That said, a pricey market is not necessarily an unprofitable one. At the end of 2017, the stock market’s capitalization hit a then-record 152% of GDP. And yet, the S&P 500 has soared 68% since then.
Nevertheless, you don’t usually see record-high valuation readings near a stock market low, just before a major new uptrend is about to get underway. Nor do you see investors trampling one another to chase after a hot stock, simply because its price is soaring. That’s called the fear of missing out — FOMO — and it is the pervasive mood of the moment.
This unique kind of “fear” is the one that causes rational individuals to pay irrational prices for high-flying stocks… or to pay any price whatsoever for a stock, as long as it’s a high-flying one.
When FOMO is the dominant investor sentiment, valuation rarely figures into the investment calculus. Momentum is everything. Momentum and a good story.
Two Big Questions
No one needs a keen eye for balance sheets or income statements. They simply need enough of an eye to see a rising stock price… and to check out the online chatter that may be powering that stock to ever-higher highs.
They must also have enough bravado to “buy high” and believe they can sell even higher later. Seasoned investors sometimes scorn this practice as the “greater fool strategy” because its success relies on a “greater fool” paying an even higher price than what the earlier investor paid.
But “great fools” can profit handsomely during manic stock market phases. Gains arrive so effortlessly that investing seems as “easy” as boiling water.
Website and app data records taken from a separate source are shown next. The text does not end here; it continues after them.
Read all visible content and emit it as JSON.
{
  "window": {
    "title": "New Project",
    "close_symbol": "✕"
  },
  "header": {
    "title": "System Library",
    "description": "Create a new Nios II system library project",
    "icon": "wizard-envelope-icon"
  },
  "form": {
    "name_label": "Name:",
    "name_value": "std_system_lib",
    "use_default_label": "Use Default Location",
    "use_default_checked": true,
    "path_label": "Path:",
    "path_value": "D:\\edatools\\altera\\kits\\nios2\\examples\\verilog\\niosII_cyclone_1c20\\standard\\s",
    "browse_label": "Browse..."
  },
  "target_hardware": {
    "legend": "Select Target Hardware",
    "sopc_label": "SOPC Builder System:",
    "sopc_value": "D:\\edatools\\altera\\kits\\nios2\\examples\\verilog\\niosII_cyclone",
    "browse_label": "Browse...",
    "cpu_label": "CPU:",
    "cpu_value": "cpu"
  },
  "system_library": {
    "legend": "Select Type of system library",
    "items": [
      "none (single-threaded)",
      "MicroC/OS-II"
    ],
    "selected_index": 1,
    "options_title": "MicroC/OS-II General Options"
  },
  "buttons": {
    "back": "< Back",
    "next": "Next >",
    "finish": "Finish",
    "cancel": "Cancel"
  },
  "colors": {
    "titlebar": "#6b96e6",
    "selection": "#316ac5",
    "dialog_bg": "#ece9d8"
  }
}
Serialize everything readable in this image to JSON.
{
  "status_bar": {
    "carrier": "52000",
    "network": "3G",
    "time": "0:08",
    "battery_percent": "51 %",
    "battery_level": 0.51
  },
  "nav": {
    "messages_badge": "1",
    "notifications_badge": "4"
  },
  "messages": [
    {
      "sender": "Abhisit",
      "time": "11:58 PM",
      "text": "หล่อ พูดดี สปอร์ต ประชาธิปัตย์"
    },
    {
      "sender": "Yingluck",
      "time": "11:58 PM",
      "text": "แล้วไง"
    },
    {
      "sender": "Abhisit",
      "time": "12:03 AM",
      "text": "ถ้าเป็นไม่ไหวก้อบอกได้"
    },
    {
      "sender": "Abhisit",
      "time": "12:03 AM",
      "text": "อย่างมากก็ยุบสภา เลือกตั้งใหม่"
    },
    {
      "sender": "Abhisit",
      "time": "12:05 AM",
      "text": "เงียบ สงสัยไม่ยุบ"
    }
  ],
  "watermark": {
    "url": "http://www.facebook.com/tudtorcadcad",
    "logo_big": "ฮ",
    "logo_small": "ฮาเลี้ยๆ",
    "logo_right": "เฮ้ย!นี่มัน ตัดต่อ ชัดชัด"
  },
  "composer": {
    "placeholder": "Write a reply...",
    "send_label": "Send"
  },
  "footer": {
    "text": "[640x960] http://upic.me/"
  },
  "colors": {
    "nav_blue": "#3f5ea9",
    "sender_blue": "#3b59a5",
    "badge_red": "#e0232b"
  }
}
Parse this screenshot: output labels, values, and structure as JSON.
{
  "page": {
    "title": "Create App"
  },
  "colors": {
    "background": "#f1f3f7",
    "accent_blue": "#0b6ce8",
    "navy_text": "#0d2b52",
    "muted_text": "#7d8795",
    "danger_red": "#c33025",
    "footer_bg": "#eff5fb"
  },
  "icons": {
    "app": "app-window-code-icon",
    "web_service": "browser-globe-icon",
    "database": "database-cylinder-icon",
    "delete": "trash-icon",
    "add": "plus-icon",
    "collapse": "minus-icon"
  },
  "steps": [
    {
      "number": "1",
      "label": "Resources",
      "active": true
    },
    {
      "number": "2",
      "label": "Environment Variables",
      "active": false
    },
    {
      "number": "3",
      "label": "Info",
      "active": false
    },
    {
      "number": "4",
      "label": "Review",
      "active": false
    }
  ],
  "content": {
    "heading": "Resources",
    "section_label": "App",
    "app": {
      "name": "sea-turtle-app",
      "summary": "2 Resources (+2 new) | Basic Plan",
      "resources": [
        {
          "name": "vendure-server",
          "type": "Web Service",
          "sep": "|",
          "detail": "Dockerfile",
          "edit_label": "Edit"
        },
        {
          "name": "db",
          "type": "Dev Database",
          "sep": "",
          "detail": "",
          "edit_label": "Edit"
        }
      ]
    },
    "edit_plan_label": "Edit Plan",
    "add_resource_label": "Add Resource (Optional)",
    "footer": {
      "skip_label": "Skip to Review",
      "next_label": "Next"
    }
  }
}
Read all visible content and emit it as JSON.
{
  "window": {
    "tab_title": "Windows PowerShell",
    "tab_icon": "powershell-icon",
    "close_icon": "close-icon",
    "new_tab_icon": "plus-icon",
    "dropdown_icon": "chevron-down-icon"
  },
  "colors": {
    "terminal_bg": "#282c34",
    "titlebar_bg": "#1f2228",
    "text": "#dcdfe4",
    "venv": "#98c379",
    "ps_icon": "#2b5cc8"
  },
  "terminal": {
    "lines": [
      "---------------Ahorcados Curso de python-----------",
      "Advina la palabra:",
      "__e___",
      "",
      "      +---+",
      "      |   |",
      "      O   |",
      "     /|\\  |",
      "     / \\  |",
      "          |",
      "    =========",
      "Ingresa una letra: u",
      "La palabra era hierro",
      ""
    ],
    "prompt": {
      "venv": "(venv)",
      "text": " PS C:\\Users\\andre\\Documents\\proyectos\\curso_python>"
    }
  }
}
The easier it becomes, the more folks like to chat about the next “hot stock.”
Should we be running for the hills or cowering under our bedsheets? Probably not. But we should exercise some degree of caution… even while continuing to invest in new opportunities.
Over the next few days here, I’ll try to answer two big questions:
- How did we get here?
- How can we profit in the meantime?
Today’s stock market offers no lack of higher than average risk. That’s clear. But many great opportunities remain in select portions of the market.
On Thursday, we published the Fry’s Investment Report May monthly issue.
In it, I discuss one of those great opportunities — and make my latest related stock recommendation.
You can get that brand-new pick as a member of the Investment Report by clicking here.
P.S. Hundreds of thousands of folks saw my “Technochasm” viral video from earlier this year.
Well, the whole world has changed since then… and I’m back to talk about the Technochasm, the biggest megatrend in investing, in ways I couldn’t before… and discuss opportunities for even bigger market gains… the kind to keep you from falling behind. And I’m bringing along investing legend Louis Navellier to join me on camera for the first time ever.
NOTE: On the date of publication, Eric Fry did not own either directly or indirectly any positions in the securities mentioned in this article.